== Segment start ==

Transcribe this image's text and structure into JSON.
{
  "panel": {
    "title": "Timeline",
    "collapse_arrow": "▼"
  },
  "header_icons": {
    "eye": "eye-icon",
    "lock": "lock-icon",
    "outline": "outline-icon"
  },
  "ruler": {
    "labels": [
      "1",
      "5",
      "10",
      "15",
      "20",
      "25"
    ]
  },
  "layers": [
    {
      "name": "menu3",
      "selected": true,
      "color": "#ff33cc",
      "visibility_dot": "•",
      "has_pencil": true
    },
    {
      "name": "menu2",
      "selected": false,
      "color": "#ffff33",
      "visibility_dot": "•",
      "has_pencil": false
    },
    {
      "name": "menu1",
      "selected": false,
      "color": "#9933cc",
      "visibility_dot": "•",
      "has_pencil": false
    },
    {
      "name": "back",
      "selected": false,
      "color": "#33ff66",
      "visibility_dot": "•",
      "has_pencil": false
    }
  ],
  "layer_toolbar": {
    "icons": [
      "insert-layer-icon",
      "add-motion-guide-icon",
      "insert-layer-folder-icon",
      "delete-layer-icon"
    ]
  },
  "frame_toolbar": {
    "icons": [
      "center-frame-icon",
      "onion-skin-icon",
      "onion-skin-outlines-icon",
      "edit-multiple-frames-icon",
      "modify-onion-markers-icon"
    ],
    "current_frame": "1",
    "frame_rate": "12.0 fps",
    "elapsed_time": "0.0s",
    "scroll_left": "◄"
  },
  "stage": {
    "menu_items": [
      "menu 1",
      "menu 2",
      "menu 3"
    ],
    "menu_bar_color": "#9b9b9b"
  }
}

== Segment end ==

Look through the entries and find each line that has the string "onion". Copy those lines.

* [RESPONSE TO THIS TASK]
      "onion-skin-icon",
      "onion-skin-outlines-icon",
      "modify-onion-markers-icon"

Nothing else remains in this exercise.